(Material for this exercise)
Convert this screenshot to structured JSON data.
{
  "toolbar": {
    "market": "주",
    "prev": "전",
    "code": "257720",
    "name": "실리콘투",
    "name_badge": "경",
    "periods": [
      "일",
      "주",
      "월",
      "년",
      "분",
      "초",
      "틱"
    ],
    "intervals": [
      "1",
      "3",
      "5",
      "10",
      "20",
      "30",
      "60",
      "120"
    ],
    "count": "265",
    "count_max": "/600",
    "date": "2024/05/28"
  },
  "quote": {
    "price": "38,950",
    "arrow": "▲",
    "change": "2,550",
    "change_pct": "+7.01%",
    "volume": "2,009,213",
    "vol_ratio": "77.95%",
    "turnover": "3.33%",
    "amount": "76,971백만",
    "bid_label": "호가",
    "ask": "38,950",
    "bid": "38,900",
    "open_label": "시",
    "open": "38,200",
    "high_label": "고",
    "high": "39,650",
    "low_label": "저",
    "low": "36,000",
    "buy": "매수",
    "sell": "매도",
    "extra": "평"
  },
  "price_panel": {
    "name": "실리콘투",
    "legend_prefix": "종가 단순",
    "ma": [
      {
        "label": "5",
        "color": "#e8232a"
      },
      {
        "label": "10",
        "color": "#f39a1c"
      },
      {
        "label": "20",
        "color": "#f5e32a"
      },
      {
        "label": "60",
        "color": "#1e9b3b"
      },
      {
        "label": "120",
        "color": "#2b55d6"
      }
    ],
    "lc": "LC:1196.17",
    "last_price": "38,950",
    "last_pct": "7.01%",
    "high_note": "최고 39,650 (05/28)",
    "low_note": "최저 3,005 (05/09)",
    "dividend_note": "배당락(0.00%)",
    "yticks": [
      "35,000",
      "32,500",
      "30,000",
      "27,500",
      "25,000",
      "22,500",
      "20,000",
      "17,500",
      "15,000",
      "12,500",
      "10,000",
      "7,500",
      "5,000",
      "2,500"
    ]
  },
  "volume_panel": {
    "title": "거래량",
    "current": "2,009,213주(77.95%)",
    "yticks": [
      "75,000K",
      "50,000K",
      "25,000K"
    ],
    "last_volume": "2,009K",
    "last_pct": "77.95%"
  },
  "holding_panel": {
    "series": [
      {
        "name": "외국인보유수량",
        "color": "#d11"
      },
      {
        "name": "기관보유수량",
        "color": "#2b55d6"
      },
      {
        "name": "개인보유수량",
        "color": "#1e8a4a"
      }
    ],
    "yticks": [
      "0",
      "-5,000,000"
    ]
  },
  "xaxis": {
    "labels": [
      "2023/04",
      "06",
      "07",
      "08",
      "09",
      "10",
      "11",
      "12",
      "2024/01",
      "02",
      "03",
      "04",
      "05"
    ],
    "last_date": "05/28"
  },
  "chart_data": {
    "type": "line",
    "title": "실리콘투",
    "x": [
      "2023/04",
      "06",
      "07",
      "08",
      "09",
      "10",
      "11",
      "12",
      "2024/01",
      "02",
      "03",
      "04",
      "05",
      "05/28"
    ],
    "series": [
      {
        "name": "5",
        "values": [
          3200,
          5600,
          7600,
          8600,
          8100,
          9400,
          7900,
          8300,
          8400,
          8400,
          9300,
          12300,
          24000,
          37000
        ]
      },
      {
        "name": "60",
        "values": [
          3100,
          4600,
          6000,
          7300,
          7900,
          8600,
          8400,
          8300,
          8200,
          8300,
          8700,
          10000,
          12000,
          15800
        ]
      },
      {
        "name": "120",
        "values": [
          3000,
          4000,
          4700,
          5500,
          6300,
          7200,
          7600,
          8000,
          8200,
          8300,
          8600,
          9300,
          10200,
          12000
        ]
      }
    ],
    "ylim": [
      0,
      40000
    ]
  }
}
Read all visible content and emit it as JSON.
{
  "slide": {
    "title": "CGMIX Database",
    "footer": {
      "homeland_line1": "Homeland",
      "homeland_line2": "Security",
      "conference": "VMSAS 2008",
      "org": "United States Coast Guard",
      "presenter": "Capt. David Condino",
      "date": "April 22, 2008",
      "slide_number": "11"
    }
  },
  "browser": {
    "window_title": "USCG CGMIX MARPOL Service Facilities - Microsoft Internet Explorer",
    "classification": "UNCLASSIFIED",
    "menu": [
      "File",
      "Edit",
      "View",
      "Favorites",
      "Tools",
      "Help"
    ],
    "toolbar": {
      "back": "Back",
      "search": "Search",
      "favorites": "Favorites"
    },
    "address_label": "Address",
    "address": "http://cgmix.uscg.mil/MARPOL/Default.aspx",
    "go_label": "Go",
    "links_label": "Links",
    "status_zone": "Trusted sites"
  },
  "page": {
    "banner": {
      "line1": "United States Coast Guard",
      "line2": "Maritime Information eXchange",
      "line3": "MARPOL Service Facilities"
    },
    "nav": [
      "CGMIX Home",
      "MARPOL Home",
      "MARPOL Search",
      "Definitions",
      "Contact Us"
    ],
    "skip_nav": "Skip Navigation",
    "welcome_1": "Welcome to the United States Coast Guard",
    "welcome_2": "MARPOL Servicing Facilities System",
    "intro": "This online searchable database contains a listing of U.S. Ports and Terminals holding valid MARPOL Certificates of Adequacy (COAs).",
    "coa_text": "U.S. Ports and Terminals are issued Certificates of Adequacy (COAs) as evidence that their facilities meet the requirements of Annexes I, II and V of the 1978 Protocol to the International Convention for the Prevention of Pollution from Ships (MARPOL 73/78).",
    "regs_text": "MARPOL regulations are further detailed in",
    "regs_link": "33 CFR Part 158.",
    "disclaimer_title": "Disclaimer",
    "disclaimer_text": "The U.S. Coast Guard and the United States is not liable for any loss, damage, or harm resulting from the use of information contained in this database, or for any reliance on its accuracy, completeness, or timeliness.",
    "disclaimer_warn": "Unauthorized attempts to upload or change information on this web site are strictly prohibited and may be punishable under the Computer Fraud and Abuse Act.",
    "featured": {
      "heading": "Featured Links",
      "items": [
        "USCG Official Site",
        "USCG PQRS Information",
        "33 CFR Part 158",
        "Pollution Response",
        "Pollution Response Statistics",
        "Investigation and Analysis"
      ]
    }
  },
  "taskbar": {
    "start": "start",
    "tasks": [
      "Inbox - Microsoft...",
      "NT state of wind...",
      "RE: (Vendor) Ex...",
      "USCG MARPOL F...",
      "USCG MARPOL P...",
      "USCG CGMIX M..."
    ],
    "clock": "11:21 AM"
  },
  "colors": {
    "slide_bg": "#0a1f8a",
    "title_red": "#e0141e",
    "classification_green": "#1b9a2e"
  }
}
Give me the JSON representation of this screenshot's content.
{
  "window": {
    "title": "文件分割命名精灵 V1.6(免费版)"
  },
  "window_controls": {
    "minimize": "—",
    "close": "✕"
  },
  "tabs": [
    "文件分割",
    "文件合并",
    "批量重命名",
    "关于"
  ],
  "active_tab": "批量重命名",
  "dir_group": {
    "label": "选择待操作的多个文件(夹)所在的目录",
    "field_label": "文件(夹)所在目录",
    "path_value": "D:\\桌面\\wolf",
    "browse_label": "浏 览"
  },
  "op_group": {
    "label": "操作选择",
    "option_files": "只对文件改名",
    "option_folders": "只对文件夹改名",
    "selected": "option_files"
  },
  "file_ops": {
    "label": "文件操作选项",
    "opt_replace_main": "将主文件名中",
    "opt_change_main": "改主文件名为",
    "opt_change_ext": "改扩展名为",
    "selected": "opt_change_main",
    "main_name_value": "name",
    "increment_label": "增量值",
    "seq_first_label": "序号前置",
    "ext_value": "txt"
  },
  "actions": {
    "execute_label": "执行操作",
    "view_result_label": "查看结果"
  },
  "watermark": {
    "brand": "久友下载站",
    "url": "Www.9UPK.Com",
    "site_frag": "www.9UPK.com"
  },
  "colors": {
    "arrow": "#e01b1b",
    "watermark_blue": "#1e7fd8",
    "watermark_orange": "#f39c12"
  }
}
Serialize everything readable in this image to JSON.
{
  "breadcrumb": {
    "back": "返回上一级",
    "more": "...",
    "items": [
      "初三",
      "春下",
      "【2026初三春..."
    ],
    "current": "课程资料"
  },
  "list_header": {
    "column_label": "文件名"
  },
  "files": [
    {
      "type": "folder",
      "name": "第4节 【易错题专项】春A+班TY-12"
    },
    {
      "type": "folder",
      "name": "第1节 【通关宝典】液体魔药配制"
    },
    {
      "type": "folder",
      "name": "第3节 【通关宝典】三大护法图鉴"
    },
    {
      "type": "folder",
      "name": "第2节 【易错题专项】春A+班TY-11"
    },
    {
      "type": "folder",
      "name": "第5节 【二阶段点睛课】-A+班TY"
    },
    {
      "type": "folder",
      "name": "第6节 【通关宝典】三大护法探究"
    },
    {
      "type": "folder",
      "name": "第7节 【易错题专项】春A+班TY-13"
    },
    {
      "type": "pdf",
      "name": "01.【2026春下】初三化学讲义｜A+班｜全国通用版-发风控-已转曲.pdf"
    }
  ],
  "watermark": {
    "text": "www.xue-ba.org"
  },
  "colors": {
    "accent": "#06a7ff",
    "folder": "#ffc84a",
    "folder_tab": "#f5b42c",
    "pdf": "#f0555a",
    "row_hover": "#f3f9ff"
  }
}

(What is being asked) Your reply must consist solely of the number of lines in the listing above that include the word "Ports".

(Solved problem) 2